I was initially concerned that the sauce in the ravioli was a bit thin looking, but by the time I was ready to eat, it had thickened up to a nice consistency. The ravioli were pretty comparable in flavor and texture to the frozen cheese ravioli you can find in the freezer section of your local grocery. I think the sauce could have used a bit more seasoning, but overall it was pretty good. Since my end goal is to fully convert to veganism, I probably wouldn’t purchase this product in the future, but if I were looking for a reasonably tasty, easy, vegetarian option, I would definitely consider purchasing the Devour Cheese Ravioli with Sun-Dried Tomato cream sauce entrée again.
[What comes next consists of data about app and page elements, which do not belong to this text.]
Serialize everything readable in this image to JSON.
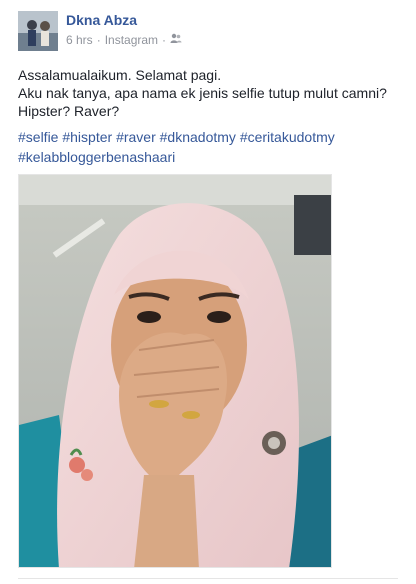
{
  "post": {
    "author": "Dkna Abza",
    "time": "6 hrs",
    "separator": "·",
    "source": "Instagram",
    "privacy_icon": "friends-icon",
    "text_lines": [
      "Assalamualaikum. Selamat pagi.",
      "Aku nak tanya, apa nama ek jenis selfie tutup mulut camni?",
      "Hipster? Raver?"
    ],
    "hashtags_row1": [
      "#selfie",
      "#hispter",
      "#raver",
      "#dknadotmy",
      "#ceritakudotmy"
    ],
    "hashtags_row2": [
      "#kelabbloggerbenashaari"
    ]
  },
  "colors": {
    "link": "#365899",
    "meta": "#90949c",
    "text": "#1d2129"
  }
}
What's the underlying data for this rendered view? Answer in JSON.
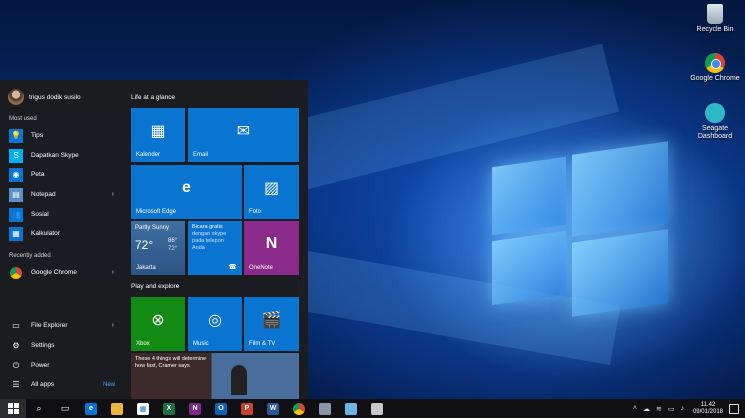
{
  "desktop": {
    "icons": [
      {
        "label": "Recycle Bin",
        "icon": "recycle-bin-icon"
      },
      {
        "label": "Google Chrome",
        "icon": "chrome-icon"
      },
      {
        "label": "Seagate Dashboard",
        "icon": "seagate-icon"
      }
    ]
  },
  "start_menu": {
    "user_name": "trigus dodik susilo",
    "most_used_label": "Most used",
    "most_used": [
      {
        "label": "Tips",
        "icon": "lightbulb-icon"
      },
      {
        "label": "Dapatkan Skype",
        "icon": "skype-icon"
      },
      {
        "label": "Peta",
        "icon": "map-icon"
      },
      {
        "label": "Notepad",
        "icon": "notepad-icon",
        "has_submenu": true
      },
      {
        "label": "Sosial",
        "icon": "people-icon"
      },
      {
        "label": "Kalkulator",
        "icon": "calculator-icon"
      }
    ],
    "recently_added_label": "Recently added",
    "recently_added": [
      {
        "label": "Google Chrome",
        "icon": "chrome-icon",
        "has_submenu": true
      }
    ],
    "system": {
      "file_explorer": "File Explorer",
      "settings": "Settings",
      "power": "Power",
      "all_apps": "All apps",
      "new_badge": "New"
    },
    "groups": {
      "life": "Life at a glance",
      "play": "Play and explore"
    },
    "tiles": {
      "kalender": "Kalender",
      "email": "Email",
      "edge": "Microsoft Edge",
      "foto": "Foto",
      "weather": {
        "condition": "Partly Sunny",
        "temp": "72°",
        "high": "86°",
        "low": "72°",
        "city": "Jakarta"
      },
      "skype": {
        "line1": "Bicara gratis",
        "line2": "dengan skype",
        "line3": "pada telepon",
        "line4": "Anda"
      },
      "onenote": "OneNote",
      "xbox": "Xbox",
      "music": "Music",
      "film": "Film & TV",
      "news_headline": "These 4 things will determine how fast, Cramer says"
    }
  },
  "taskbar": {
    "clock_time": "11.42",
    "clock_date": "09/01/2018",
    "accent": "#0a74d1"
  }
}
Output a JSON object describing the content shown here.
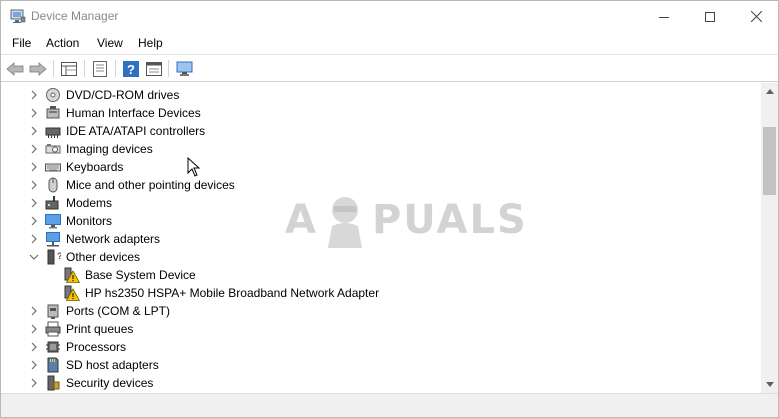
{
  "window": {
    "title": "Device Manager"
  },
  "menu": [
    "File",
    "Action",
    "View",
    "Help"
  ],
  "toolbar": {
    "icons": [
      "back-arrow-icon",
      "forward-arrow-icon",
      "properties-grid-icon",
      "device-list-icon",
      "help-icon",
      "resources-view-icon",
      "monitor-scan-icon"
    ]
  },
  "tree": {
    "items": [
      {
        "label": "DVD/CD-ROM drives",
        "icon": "dvd-drive-icon",
        "expanded": false,
        "level": 0
      },
      {
        "label": "Human Interface Devices",
        "icon": "hid-icon",
        "expanded": false,
        "level": 0
      },
      {
        "label": "IDE ATA/ATAPI controllers",
        "icon": "ide-controller-icon",
        "expanded": false,
        "level": 0
      },
      {
        "label": "Imaging devices",
        "icon": "camera-icon",
        "expanded": false,
        "level": 0
      },
      {
        "label": "Keyboards",
        "icon": "keyboard-icon",
        "expanded": false,
        "level": 0
      },
      {
        "label": "Mice and other pointing devices",
        "icon": "mouse-icon",
        "expanded": false,
        "level": 0
      },
      {
        "label": "Modems",
        "icon": "modem-icon",
        "expanded": false,
        "level": 0
      },
      {
        "label": "Monitors",
        "icon": "monitor-icon",
        "expanded": false,
        "level": 0
      },
      {
        "label": "Network adapters",
        "icon": "network-adapter-icon",
        "expanded": false,
        "level": 0
      },
      {
        "label": "Other devices",
        "icon": "unknown-device-icon",
        "expanded": true,
        "level": 0
      },
      {
        "label": "Base System Device",
        "icon": "warning-device-icon",
        "expanded": null,
        "level": 1
      },
      {
        "label": "HP hs2350 HSPA+ Mobile Broadband Network Adapter",
        "icon": "warning-device-icon",
        "expanded": null,
        "level": 1
      },
      {
        "label": "Ports (COM & LPT)",
        "icon": "port-icon",
        "expanded": false,
        "level": 0
      },
      {
        "label": "Print queues",
        "icon": "printer-icon",
        "expanded": false,
        "level": 0
      },
      {
        "label": "Processors",
        "icon": "processor-icon",
        "expanded": false,
        "level": 0
      },
      {
        "label": "SD host adapters",
        "icon": "sd-card-icon",
        "expanded": false,
        "level": 0
      },
      {
        "label": "Security devices",
        "icon": "security-device-icon",
        "expanded": false,
        "level": 0
      }
    ]
  },
  "watermark": {
    "left": "A",
    "right": "PUALS"
  },
  "colors": {
    "icon_blue": "#2f6fc4",
    "warning_yellow": "#f5c400",
    "chevron": "#6e6e6e",
    "scroll_thumb": "#c2c2c2"
  }
}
The Tofurky sausage went well with the pasta. The texture was not particularly meat like (which isn’t a priority for me), but it was not unpleasant. I’m not really sure how to describe the flavor. It doesn’t really taste like Italian sausage. I guess the primary flavor is the added seasonings. This isn’t a product I would use to try to convince a meat-eater that they could stop eating meat without missing it, but as a vegan convenience food, it’s a decent option. I will probably keep some on hand for those times when I don’t feel like cooking, but don’t want to just eat a plain bowl of pasta. There are really only two things about the product that I didn’t like. It smells weird and it leaves a bit of an aftertaste. Both of those issues are pretty common with store-bought meat substitutes, but neither would stop me from buying this one again.
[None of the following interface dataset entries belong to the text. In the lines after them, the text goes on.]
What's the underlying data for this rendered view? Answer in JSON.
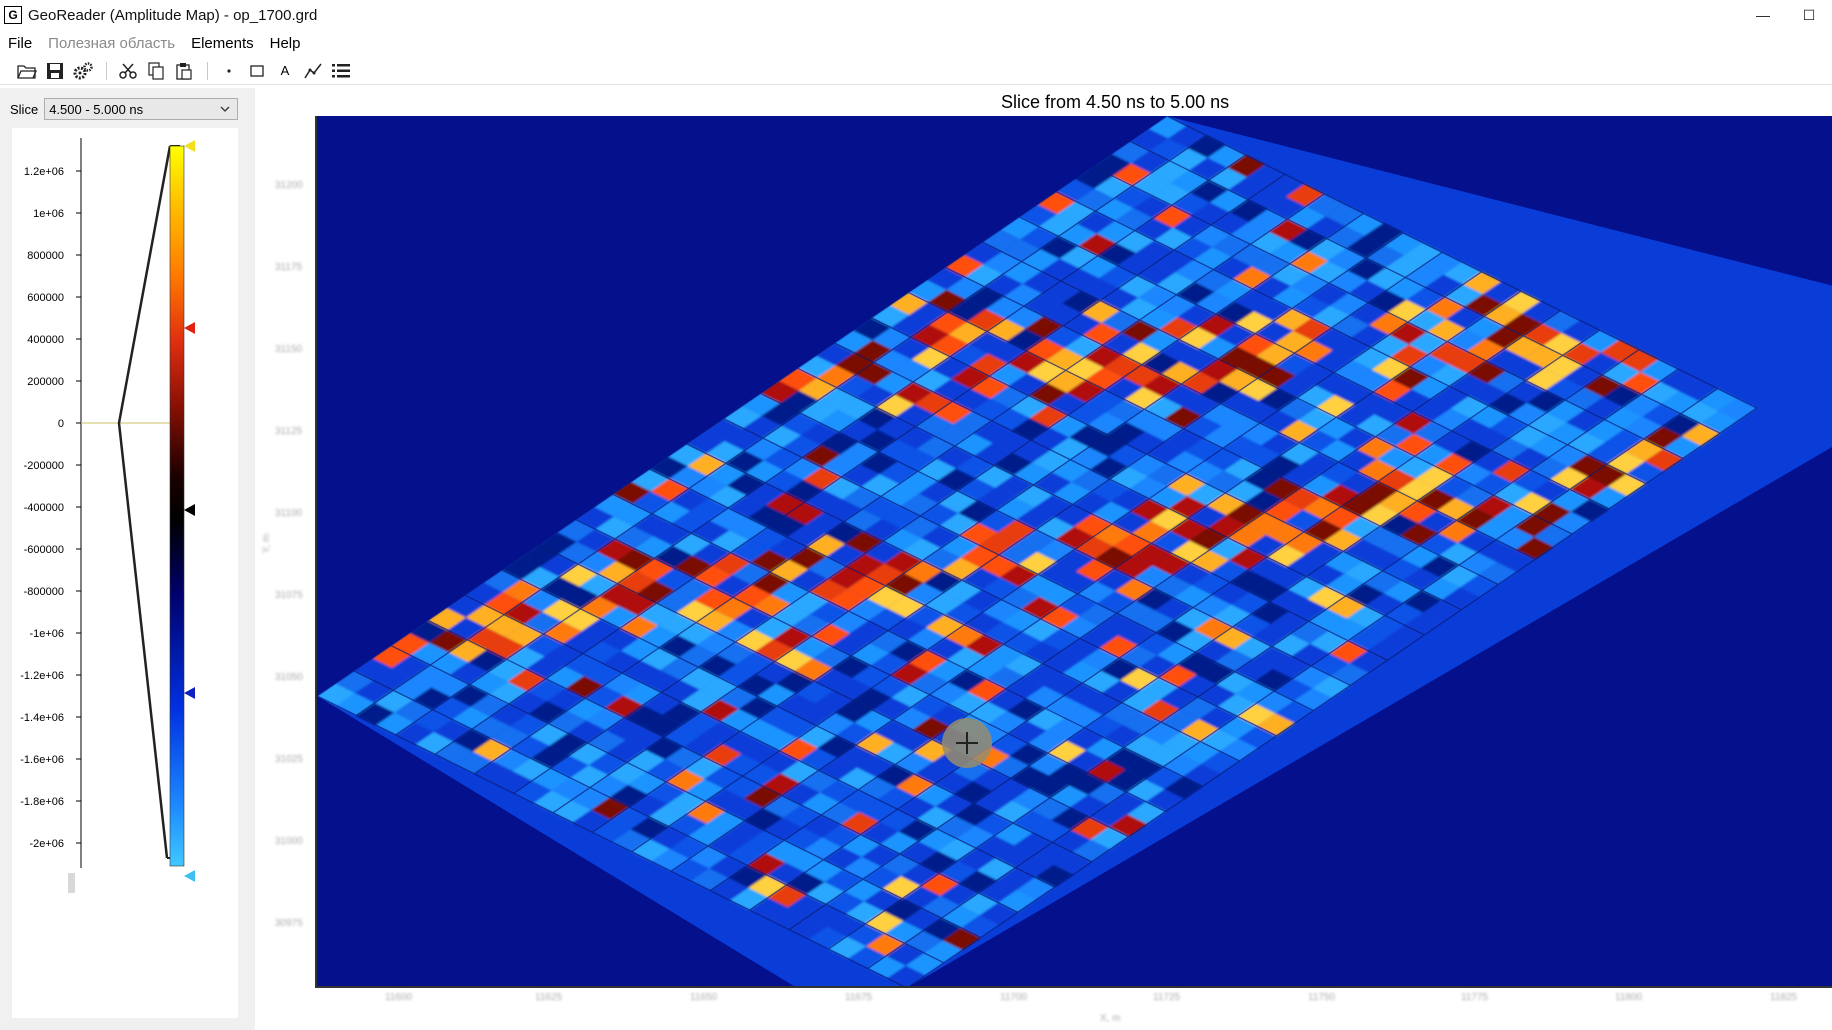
{
  "window": {
    "app_icon_letter": "G",
    "title": "GeoReader (Amplitude Map) - op_1700.grd",
    "minimize_glyph": "—",
    "maximize_glyph": "☐"
  },
  "menu": {
    "items": [
      {
        "label": "File",
        "enabled": true
      },
      {
        "label": "Полезная область",
        "enabled": false
      },
      {
        "label": "Elements",
        "enabled": true
      },
      {
        "label": "Help",
        "enabled": true
      }
    ]
  },
  "toolbar": {
    "icons": [
      "open-folder-icon",
      "save-icon",
      "settings-icon",
      "cut-icon",
      "copy-icon",
      "paste-icon",
      "point-tool-icon",
      "rectangle-tool-icon",
      "text-tool-icon",
      "polyline-tool-icon",
      "list-icon"
    ],
    "text_tool_glyph": "A"
  },
  "slice": {
    "label": "Slice",
    "selected": "4.500 - 5.000 ns"
  },
  "palette": {
    "tick_labels": [
      "1.2e+06",
      "1e+06",
      "800000",
      "600000",
      "400000",
      "200000",
      "0",
      "-200000",
      "-400000",
      "-600000",
      "-800000",
      "-1e+06",
      "-1.2e+06",
      "-1.4e+06",
      "-1.6e+06",
      "-1.8e+06",
      "-2e+06"
    ],
    "marker_colors": {
      "top": "#f0e020",
      "upper": "#e02010",
      "middle": "#000000",
      "lower": "#1020c0",
      "bottom": "#40c0f0"
    }
  },
  "plot": {
    "title": "Slice from 4.50 ns to 5.00 ns",
    "background_color": "#04108c"
  }
}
This was not gourmet dining, but it was an easy, enjoyable meal. Plating everything on a real plate, instead of leaving it in the microwaveable container did a lot to make it feel more like a real meal, instead of something out of the microwave. The sausage component added a bit of bulk to the meal and made it a bit more filling than plain pasta typically is. If you are looking for an easy vegetarian meal, you could do worse than to buy these products. If you’ve got the time and inclination, a fresh, green salad on the side, would probably make this feel even more like a real home cooked dinner.